Work request — Restate all the data exactly, so that each line is the same as before.

Data records —

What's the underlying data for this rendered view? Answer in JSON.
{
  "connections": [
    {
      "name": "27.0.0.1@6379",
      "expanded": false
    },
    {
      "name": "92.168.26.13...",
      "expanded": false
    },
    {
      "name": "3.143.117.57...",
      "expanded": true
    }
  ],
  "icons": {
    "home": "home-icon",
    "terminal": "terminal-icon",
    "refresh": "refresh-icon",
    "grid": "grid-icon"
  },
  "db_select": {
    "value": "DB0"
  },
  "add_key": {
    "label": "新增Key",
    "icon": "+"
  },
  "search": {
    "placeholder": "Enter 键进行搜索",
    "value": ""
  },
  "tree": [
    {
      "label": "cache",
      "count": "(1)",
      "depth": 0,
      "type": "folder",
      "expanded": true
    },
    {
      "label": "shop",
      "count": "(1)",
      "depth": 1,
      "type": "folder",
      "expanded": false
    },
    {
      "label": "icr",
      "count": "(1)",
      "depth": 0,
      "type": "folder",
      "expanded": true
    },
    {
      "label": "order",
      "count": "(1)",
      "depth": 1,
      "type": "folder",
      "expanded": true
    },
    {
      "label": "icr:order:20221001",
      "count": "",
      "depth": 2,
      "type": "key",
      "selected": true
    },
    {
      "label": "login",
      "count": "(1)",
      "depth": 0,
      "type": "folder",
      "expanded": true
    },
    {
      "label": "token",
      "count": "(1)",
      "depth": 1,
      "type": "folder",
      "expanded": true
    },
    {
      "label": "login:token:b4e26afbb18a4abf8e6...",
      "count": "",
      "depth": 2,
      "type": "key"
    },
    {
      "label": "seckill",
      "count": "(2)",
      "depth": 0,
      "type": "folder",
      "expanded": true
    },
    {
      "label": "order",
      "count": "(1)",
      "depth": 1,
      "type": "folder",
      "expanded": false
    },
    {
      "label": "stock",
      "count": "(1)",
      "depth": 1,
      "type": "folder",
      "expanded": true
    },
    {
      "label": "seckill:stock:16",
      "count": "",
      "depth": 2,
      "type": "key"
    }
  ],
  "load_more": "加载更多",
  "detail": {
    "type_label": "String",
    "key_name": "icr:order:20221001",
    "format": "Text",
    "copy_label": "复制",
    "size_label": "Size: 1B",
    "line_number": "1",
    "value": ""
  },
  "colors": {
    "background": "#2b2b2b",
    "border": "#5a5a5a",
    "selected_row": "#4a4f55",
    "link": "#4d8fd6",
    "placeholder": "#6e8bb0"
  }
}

Response to this exercise —
What's the underlying data for this rendered view? Answer in JSON.
{
  "connections": [
    {
      "name": "27.0.0.1@6379",
      "expanded": false
    },
    {
      "name": "92.168.26.13...",
      "expanded": false
    },
    {
      "name": "3.143.117.57...",
      "expanded": true
    }
  ],
  "icons": {
    "home": "home-icon",
    "terminal": "terminal-icon",
    "refresh": "refresh-icon",
    "grid": "grid-icon"
  },
  "db_select": {
    "value": "DB0"
  },
  "add_key": {
    "label": "新增Key",
    "icon": "+"
  },
  "search": {
    "placeholder": "Enter 键进行搜索",
    "value": ""
  },
  "tree": [
    {
      "label": "cache",
      "count": "(1)",
      "depth": 0,
      "type": "folder",
      "expanded": true
    },
    {
      "label": "shop",
      "count": "(1)",
      "depth": 1,
      "type": "folder",
      "expanded": false
    },
    {
      "label": "icr",
      "count": "(1)",
      "depth": 0,
      "type": "folder",
      "expanded": true
    },
    {
      "label": "order",
      "count": "(1)",
      "depth": 1,
      "type": "folder",
      "expanded": true
    },
    {
      "label": "icr:order:20221001",
      "count": "",
      "depth": 2,
      "type": "key",
      "selected": true
    },
    {
      "label": "login",
      "count": "(1)",
      "depth": 0,
      "type": "folder",
      "expanded": true
    },
    {
      "label": "token",
      "count": "(1)",
      "depth": 1,
      "type": "folder",
      "expanded": true
    },
    {
      "label": "login:token:b4e26afbb18a4abf8e6...",
      "count": "",
      "depth": 2,
      "type": "key"
    },
    {
      "label": "seckill",
      "count": "(2)",
      "depth": 0,
      "type": "folder",
      "expanded": true
    },
    {
      "label": "order",
      "count": "(1)",
      "depth": 1,
      "type": "folder",
      "expanded": false
    },
    {
      "label": "stock",
      "count": "(1)",
      "depth": 1,
      "type": "folder",
      "expanded": true
    },
    {
      "label": "seckill:stock:16",
      "count": "",
      "depth": 2,
      "type": "key"
    }
  ],
  "load_more": "加载更多",
  "detail": {
    "type_label": "String",
    "key_name": "icr:order:20221001",
    "format": "Text",
    "copy_label": "复制",
    "size_label": "Size: 1B",
    "line_number": "1",
    "value": ""
  },
  "colors": {
    "background": "#2b2b2b",
    "border": "#5a5a5a",
    "selected_row": "#4a4f55",
    "link": "#4d8fd6",
    "placeholder": "#6e8bb0"
  }
}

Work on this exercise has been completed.